  • Can the international capital market improve global governance through punishing poor governance and rewarding good governance?
foreign direct investment stocks
Foreign Direct Investment Stocks
  • International integration of product markets may be fostered by FDI stocks (FDI is long term and flows are volatile)
  • World FDI Stock as a % of World Output


1913 1960 1975 1980 1997


9.0 4.4 4.5 4.8 11.8


  • FDI/GDP ratio highest for France/UK in 1914

and UK/Germany in 1997.

  • Traditionally FDI/Foreign Aid main form of capital flows to developing countries. In recent decades things have changed….
net capital flows to developing countries 1996 2004
Net capital flows to developing countries, 1996-2004

Net inflows ($ billions)

  • Unofficial flows to developing countries far outstrip official flows
  • FDI and remittances dominate unofficial flows
  • FDI is becoming increasingly concentrated
  • FDI outflows have surged dramatically to $40 billion (South-North and South-South investment)
  • Corporate bonds and portfolio equity will also become increasingly important in middle-income countries

Foreign direct investment

Worker remittances



Portfolio equity

Bank loans

Source: World Bank Global Development Finance 2005

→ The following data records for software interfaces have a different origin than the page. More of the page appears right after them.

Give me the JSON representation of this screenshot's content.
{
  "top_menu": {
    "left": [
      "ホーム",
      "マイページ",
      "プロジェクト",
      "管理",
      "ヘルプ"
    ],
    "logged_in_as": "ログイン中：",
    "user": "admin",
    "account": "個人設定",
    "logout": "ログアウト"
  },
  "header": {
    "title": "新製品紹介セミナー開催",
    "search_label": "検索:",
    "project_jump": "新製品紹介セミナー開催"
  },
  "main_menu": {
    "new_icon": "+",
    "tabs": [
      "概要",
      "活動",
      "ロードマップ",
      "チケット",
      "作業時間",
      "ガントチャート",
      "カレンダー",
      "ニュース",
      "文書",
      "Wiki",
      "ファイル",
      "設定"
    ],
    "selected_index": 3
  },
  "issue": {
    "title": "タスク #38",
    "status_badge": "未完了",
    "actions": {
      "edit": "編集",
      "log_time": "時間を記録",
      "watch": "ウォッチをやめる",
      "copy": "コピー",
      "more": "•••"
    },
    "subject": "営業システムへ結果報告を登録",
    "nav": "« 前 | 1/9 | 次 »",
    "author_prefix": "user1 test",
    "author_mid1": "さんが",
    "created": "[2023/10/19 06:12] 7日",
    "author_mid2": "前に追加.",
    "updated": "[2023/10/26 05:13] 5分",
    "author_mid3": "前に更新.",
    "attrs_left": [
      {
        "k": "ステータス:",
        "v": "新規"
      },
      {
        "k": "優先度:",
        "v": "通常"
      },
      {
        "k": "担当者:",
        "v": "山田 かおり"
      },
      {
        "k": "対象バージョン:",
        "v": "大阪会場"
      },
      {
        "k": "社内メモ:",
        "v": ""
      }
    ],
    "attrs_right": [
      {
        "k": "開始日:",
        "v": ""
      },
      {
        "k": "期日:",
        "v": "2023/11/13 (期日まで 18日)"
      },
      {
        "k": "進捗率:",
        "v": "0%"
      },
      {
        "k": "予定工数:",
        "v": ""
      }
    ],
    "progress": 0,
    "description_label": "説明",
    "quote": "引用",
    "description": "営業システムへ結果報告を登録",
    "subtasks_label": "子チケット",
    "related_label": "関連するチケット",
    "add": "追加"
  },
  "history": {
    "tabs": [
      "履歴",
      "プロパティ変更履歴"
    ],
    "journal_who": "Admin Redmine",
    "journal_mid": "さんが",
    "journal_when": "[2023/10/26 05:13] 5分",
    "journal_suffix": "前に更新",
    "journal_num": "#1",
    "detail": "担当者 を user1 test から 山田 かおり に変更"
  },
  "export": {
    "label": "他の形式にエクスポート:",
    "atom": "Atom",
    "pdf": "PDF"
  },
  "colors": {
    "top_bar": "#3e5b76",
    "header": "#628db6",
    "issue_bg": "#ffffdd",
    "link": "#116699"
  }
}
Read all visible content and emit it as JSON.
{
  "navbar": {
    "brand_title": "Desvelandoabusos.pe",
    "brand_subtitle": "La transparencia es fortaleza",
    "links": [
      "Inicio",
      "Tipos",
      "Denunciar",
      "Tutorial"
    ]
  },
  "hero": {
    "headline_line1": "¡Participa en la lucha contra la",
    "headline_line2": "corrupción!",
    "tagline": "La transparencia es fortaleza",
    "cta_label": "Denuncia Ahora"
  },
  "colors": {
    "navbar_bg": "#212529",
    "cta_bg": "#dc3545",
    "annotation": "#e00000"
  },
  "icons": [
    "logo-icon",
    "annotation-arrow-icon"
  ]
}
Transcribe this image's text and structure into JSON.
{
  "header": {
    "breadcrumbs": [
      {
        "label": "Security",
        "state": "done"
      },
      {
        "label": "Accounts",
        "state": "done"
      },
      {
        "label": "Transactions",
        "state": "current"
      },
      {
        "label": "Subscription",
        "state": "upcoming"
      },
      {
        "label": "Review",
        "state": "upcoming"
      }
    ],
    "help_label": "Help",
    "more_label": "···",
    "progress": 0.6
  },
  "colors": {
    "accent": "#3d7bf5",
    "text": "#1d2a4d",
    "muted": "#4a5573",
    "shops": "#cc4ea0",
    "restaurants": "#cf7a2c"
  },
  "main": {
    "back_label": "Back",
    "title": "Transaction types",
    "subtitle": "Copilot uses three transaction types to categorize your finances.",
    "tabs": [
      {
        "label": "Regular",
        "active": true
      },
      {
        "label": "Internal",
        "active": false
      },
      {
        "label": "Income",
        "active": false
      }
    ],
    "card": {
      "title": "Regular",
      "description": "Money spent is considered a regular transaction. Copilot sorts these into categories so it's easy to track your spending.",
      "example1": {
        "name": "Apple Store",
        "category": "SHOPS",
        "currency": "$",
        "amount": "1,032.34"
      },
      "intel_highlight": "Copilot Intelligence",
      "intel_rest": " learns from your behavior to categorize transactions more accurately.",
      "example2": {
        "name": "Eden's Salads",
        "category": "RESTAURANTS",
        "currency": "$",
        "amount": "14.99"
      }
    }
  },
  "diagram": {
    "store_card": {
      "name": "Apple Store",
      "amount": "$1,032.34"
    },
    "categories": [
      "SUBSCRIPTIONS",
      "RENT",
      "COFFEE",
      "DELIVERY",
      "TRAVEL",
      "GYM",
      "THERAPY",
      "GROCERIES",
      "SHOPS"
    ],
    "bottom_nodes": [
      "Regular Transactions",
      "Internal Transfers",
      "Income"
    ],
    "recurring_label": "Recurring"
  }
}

the confidence game
The Confidence Game
  • “Washington\'s preoccupation has been not economic fundamentals but market confidence. And what does it take to restore confidence? Policies that may not make sense in and of themselves but that policymakers believe will appeal to the prejudices of investors--or, in some cases, that they believe will appeal to what investors believe are the prejudices of their colleagues”Paul Krugman
  • “Governing the Global Economy: Does One Architecture Style Fit All” Dani Rodrik (1999) available at
  • “Globalization and the Confidence Game” Mukand in Journal of International Economics (2006)
The Confidence Game: will the government always choose a policy in accordance with its private signal?
  • Unknown State of the World: {SL, SR}. Prior is that SR is more likely.
  • Different policies appropriate for different states of the world:

SL ------------ aL - GL

SR ------------ aR  GR

However, a mismatch results in low productivity, e.g. G = 0.

  • Y = G f(k) = G. (k)α
  • Government receives a private signal sj that is more reliable than the prior.
  • Govt. then chooses to implement either policy aL or aR. (Socially optimal for government to use all available information in making making its policy choice.)
Foreign investors observe government’s policy choice and decide on how much to invest.
  • Realization of Public good productivity (or quality of economic environment). Output realized.
  • Payoffs realized: Foreign investors (earn α.y) and national income is (1-α)y.


Case I: Prior versus the private information:

Prior = ω = P(SR)>1/2

Private Signal= sL of reliability Φ>ω

bayesian updating
Bayesian updating
  • Reliability of signal: Φ = P(sR|SR) = P(sL|SL).
  • Government should always choose a signal that accords with its private signal if it wants to maximize overall output P(sR|SR) > P(sL|SL) >1/2.
Government may ignore private signal and go along with priors of the international capital market, in order to attract foreign capital and (in expected terms) maximize output.